“I find it absolutely disgusting, and disgraceful. It’s disrespectful when it comes to honouring our heroes and veterans.”
He wasn’t the only Canadian politician to respond as Prime Minister Justin Trudeau minced no words.
“I think Whole Foods has made a silly mistake. That I am hoping they will correct, very quickly,” Trudeau said.
Nation-wide condemnation of the chain’s policy banning employees from wearing poppies at work.
There’s not a lot the House of Commons agrees upon these days, but this got unanimous support as North Island-Powell River MP Rachel Blaney introduced a point of order.
“That this House condemn Whole Foods and its owner Jeff Bezos for banning its employees from wearing poppies on their uniform. And demand that the policy be reversed immediately,” Blaney said.
On Thursday when CHEK News pushed Whole Foods to explain its policy, it released its new updated dress code.
Today, Ontario’s Ford promised legislation to prevent bans on poppies in the future.
“When our legislature returns, we will introduce legislation to stop companies from preventing their staff from wearing a poppy during remembrance week. I never, ever want to see any company in Ontario ever do this again,” Ford said at a news conference in Toronto.
BC’s Premier John Horgan issued a statement that included telling the company to give it’s head a shake.
Whole Foods responded to the backlash today by releasing a statement of its own.
“Our new unified dress code policy is intended to create consistency. Our intention was never to single out the poppy. We appreciate the thoughtful feedback we have received from our customer,” Whole Foods wrote.

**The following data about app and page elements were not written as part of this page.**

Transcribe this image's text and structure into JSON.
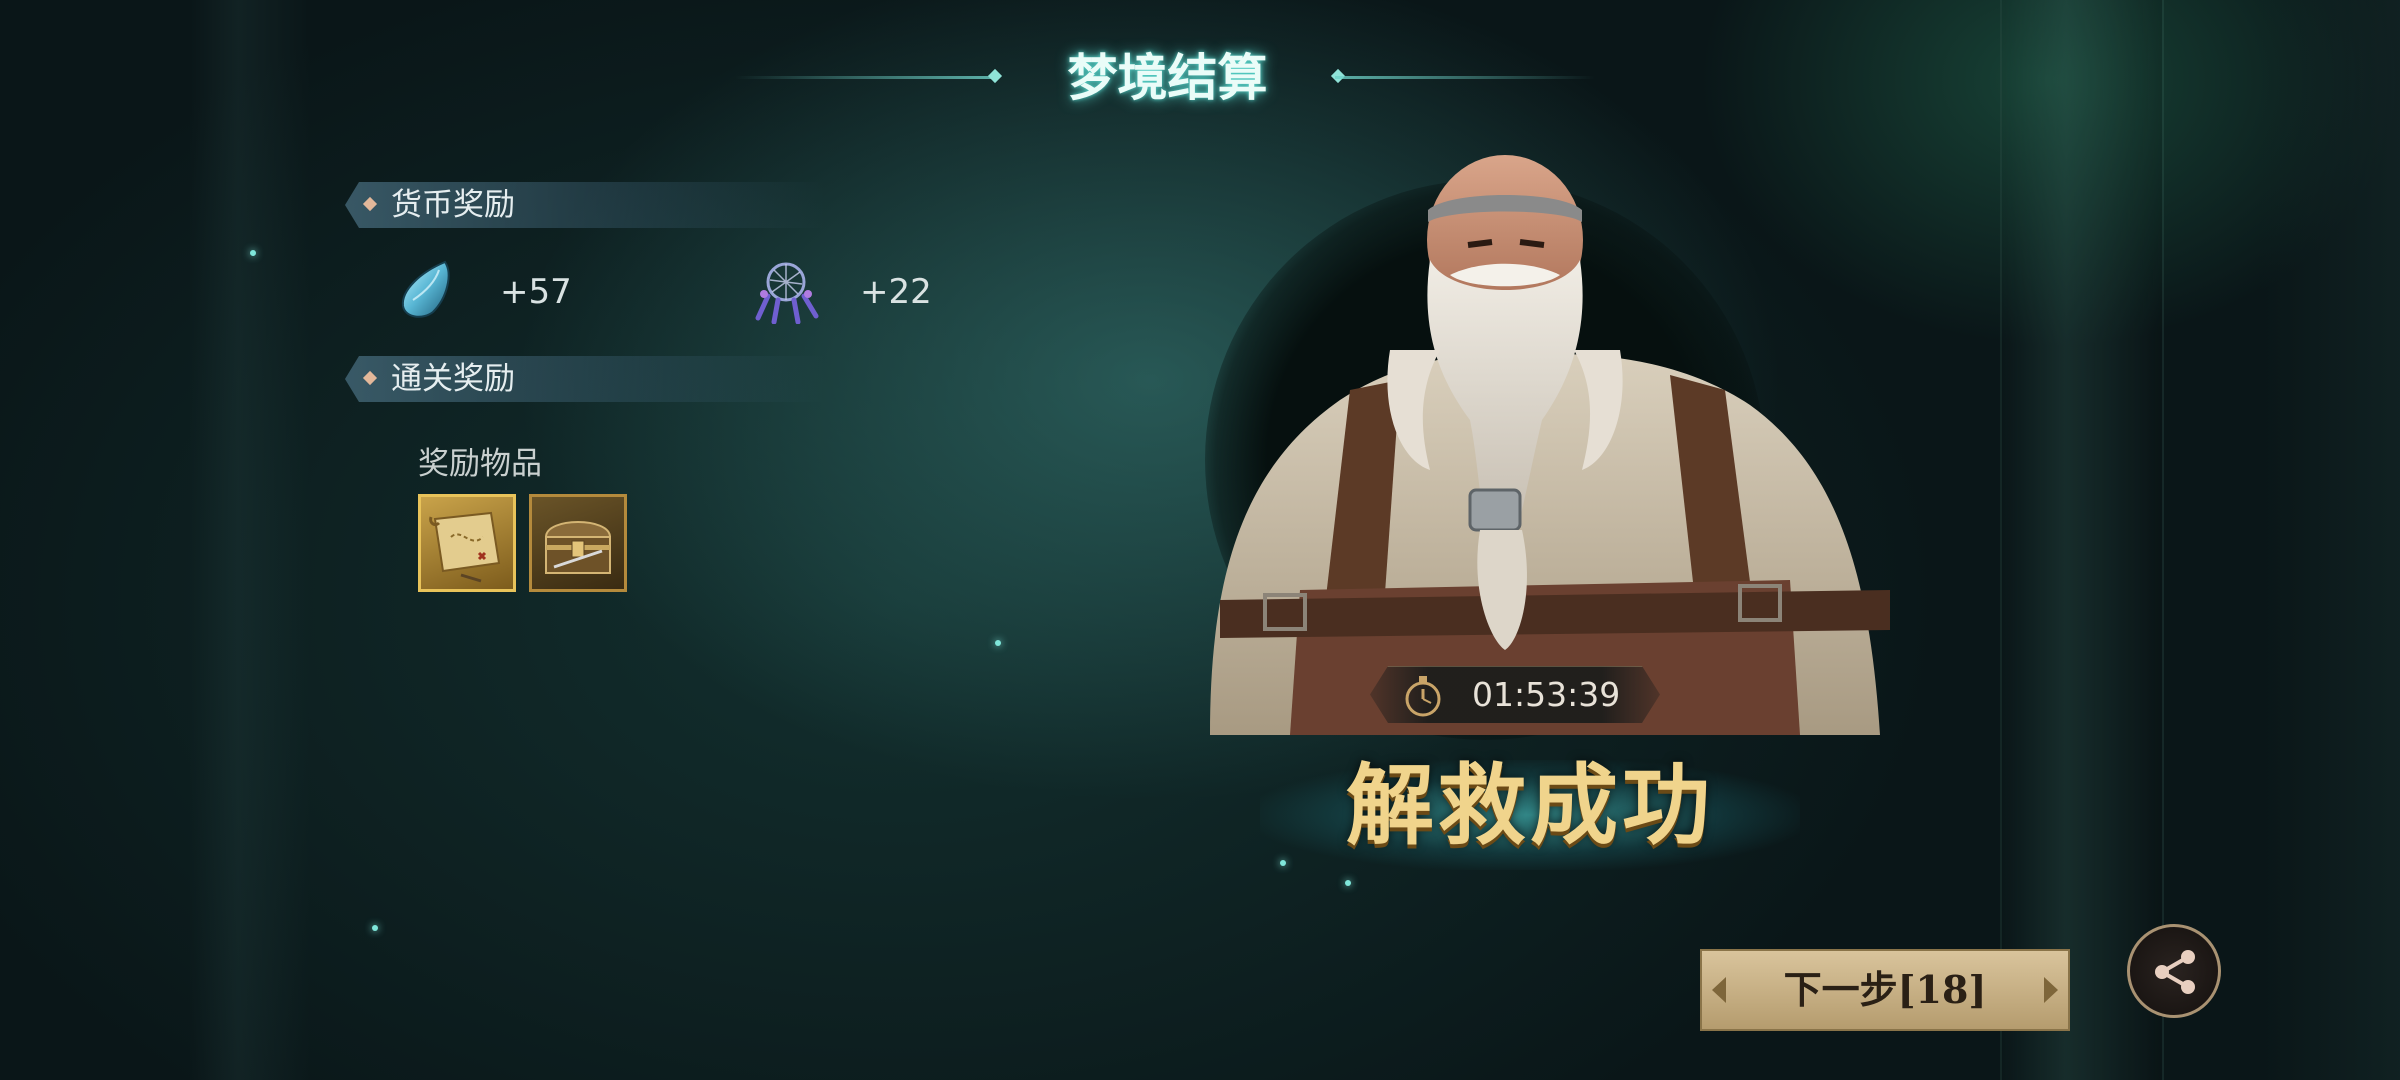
{
  "title": "梦境结算",
  "currency_section": {
    "label": "货币奖励",
    "items": [
      {
        "icon": "teal-crystal-icon",
        "value": "+57"
      },
      {
        "icon": "dreamcatcher-icon",
        "value": "+22"
      }
    ]
  },
  "clear_section": {
    "label": "通关奖励",
    "reward_label": "奖励物品",
    "items": [
      {
        "icon": "treasure-map-icon",
        "highlight": true
      },
      {
        "icon": "treasure-chest-icon",
        "highlight": false
      }
    ]
  },
  "result": {
    "time": "01:53:39",
    "status": "解救成功"
  },
  "next_button": {
    "label": "下一步[18]"
  },
  "share_button": {
    "icon": "share-icon"
  },
  "colors": {
    "title_glow": "#5adcd2",
    "gold_text": "#f0d48c",
    "button_bg": "#d9c49c"
  }
}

Less than 24-hours after questions are raised, Whole Foods changed its course, allowing all employees to wear Canada’s symbol of remembrance.
The question now is has the damage already done?